Government urged to push EU for higher steel tarriffs

Posted on 29 Feb 2016 by Callum Bentley

Britain’s steelmakers are urging the Government to push the EU to agree higher tarriffs for unfairly traded steel.

According to the Industry’s trade body – UK Steel, companies in Britain are concerned that the UK Government is actively discouraging the EU from supporting higher penalties for countries like China who are seeking to dump steel on world markets.

The call comes ahead of a vital meeting in Brussels today of the EU’s Competitiveness Council.

The UK Government is currently helping to block the scrapping of the EU’s so-called “lesser duty rule” which reduces tariffs on steel products. As a result of this rule, tarriffs are being set are such low rates as to often make them virtually meaningless.

In response, UK Steel is urging the Business Secretary Sajid Javid to get behind a letter he co-signed earlier this month demanding the European Commission “use every means available and take strong action” in response to “unfair trade practices” with action to scrap the rule.

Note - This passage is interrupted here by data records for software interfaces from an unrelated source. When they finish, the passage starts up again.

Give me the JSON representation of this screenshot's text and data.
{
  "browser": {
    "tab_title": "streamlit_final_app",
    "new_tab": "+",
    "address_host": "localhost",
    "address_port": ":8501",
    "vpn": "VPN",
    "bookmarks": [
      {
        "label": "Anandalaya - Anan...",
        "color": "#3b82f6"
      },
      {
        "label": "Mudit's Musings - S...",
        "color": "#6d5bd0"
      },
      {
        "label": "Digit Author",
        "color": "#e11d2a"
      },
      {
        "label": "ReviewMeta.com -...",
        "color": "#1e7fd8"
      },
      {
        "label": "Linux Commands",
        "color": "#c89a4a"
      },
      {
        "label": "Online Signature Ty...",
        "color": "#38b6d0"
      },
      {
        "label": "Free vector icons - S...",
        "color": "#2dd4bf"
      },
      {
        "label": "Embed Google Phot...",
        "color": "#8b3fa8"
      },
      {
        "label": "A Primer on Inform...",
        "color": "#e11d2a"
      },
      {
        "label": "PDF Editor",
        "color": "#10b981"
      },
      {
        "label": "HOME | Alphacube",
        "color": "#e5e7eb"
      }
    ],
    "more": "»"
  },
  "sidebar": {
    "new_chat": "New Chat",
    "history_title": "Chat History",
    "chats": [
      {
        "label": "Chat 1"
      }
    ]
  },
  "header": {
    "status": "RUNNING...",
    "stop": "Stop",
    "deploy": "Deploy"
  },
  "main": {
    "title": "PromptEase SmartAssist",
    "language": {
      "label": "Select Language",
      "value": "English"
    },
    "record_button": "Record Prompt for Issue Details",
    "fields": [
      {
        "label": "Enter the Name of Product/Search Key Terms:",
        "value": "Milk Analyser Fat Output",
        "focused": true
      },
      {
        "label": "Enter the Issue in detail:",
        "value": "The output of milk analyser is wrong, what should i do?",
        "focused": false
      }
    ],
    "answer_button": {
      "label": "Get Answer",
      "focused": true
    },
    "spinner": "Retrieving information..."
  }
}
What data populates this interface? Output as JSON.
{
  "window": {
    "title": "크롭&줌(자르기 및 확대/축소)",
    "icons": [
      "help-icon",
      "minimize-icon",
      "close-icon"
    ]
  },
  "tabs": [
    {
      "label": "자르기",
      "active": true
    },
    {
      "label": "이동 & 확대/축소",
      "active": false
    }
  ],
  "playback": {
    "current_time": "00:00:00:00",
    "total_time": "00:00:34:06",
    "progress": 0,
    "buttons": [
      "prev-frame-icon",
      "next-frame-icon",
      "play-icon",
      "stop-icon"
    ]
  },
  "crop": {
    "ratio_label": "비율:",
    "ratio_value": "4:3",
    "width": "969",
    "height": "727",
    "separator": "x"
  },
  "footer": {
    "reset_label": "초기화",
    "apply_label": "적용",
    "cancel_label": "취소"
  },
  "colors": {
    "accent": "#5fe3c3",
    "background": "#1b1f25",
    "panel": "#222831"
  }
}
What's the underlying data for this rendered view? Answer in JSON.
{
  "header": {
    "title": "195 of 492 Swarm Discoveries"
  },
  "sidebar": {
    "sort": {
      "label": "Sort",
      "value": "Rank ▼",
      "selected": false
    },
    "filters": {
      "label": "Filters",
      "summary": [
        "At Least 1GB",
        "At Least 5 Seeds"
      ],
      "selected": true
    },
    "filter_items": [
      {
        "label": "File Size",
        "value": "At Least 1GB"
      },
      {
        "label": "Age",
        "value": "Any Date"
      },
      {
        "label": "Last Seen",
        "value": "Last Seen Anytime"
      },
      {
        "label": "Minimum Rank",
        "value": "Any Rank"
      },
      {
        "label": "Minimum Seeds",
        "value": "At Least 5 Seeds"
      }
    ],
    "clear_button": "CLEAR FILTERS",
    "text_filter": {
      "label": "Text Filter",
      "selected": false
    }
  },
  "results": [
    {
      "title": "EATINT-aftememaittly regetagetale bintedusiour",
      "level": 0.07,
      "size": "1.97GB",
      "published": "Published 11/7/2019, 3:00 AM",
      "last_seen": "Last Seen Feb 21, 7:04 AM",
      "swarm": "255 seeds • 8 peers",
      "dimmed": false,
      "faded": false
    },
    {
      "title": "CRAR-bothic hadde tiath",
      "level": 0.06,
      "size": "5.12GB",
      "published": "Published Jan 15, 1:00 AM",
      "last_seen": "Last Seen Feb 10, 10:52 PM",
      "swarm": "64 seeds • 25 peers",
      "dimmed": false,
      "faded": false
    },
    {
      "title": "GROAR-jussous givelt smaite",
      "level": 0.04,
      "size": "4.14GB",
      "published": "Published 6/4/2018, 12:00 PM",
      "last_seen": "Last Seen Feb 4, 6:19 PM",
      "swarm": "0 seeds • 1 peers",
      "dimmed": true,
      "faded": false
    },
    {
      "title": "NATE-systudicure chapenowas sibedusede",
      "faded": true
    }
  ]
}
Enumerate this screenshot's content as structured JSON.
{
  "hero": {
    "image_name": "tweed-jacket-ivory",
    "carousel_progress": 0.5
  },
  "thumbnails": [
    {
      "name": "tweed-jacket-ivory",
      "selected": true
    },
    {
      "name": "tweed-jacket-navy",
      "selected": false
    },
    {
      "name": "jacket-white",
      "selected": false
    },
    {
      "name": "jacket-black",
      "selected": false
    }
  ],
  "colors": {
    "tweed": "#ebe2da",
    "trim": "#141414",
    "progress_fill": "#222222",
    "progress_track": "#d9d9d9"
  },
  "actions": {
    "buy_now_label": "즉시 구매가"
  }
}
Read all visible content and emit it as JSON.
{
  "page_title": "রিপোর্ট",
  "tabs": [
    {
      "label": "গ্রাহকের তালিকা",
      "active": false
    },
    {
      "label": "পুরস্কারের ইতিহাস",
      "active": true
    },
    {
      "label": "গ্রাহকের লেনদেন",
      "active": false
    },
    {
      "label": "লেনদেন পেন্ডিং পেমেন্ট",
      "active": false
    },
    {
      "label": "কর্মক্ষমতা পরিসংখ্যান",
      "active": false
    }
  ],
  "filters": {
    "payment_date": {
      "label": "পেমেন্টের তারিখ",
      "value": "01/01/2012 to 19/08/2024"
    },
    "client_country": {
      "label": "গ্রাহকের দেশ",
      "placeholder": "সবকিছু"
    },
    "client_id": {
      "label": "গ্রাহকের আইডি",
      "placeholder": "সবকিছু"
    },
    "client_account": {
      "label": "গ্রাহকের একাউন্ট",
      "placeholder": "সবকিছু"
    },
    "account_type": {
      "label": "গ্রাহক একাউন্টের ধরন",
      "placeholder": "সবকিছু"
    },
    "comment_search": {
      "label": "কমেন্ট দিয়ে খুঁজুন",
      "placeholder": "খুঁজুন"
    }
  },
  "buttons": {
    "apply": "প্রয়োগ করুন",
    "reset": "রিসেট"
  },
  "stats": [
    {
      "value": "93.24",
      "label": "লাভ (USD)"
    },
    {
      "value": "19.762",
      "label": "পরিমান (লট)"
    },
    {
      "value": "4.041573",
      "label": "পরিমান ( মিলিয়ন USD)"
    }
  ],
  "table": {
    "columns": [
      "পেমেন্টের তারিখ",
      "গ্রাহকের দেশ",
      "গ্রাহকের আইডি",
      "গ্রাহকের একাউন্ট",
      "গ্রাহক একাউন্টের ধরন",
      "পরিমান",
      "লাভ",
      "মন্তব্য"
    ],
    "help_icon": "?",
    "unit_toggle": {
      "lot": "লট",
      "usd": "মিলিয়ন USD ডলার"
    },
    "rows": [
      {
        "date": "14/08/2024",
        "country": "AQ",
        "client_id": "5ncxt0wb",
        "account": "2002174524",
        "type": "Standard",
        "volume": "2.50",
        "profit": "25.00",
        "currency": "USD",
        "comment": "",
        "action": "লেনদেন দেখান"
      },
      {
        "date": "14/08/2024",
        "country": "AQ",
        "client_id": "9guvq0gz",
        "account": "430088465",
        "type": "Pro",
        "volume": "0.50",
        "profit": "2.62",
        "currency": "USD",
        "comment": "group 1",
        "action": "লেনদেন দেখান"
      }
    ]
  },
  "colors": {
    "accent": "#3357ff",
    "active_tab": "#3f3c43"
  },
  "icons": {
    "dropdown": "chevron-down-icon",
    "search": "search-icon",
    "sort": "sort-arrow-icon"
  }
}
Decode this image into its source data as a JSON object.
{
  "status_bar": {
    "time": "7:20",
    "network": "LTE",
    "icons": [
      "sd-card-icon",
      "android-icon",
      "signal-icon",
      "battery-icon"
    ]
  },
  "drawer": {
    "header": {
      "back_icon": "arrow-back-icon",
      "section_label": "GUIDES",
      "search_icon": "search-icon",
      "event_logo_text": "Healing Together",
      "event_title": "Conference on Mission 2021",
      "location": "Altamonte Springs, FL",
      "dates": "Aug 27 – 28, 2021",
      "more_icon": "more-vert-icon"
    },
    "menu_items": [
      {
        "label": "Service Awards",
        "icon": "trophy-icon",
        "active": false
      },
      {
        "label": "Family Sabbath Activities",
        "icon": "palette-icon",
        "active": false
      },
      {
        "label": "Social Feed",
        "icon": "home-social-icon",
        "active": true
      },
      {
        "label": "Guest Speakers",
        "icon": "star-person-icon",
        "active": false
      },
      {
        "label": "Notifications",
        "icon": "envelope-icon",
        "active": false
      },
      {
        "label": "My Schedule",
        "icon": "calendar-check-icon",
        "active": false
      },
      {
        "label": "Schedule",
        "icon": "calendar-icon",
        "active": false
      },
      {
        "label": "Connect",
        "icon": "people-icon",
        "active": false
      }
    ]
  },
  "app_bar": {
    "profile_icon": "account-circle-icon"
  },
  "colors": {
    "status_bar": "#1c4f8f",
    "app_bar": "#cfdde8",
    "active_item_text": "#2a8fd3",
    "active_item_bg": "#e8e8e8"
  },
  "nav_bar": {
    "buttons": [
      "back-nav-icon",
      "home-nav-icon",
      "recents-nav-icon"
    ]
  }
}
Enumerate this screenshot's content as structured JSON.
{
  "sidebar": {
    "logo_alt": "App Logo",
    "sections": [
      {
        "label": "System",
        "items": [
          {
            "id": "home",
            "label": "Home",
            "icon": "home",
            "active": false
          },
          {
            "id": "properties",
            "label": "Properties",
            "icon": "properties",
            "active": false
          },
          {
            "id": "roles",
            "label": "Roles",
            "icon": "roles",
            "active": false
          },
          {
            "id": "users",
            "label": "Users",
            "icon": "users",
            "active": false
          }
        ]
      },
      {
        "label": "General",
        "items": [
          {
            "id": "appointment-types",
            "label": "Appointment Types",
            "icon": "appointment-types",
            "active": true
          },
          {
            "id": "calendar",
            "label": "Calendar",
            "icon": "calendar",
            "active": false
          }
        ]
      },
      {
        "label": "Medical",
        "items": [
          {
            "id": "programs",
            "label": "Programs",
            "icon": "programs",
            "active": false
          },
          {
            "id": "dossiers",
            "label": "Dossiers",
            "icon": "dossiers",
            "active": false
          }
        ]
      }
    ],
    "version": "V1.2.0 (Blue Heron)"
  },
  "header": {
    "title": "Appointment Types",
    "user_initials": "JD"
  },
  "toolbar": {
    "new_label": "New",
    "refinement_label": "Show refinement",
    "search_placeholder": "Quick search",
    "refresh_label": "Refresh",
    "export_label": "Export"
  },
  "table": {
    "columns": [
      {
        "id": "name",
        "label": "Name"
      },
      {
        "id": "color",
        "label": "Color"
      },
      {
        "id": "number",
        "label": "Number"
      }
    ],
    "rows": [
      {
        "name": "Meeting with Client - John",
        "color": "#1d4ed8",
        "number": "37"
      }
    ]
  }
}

The UK was one of a number of European governments to sign the letter which warned that the European industry is at “impending risk of collapse”.

Gareth Stace, new director, UK Steel.
Gareth Stace, director, UK Steel.

Gareth Stace, director of UK Steel, commented: “If it is serious about tackling unfair trade and the dumping of cheap steel, then the EU has to step up its efforts to improve significantly the speed and effectiveness of trade defence instruments.

“Yet currently, the UK Government appears to be at the forefront of blocking action which would help do this. It is talking about doing everything possible to back the UK steel industry on the one hand, and failing to act when it matters in Brussels.

“The meeting in Brussels provides the perfect opportunity for the UK Government to demonstrate that it will stand four square behind the steel sector by reducing this opposition and help forward action on not only what the European Commission needs to do, but crucially, what is required from European governments.”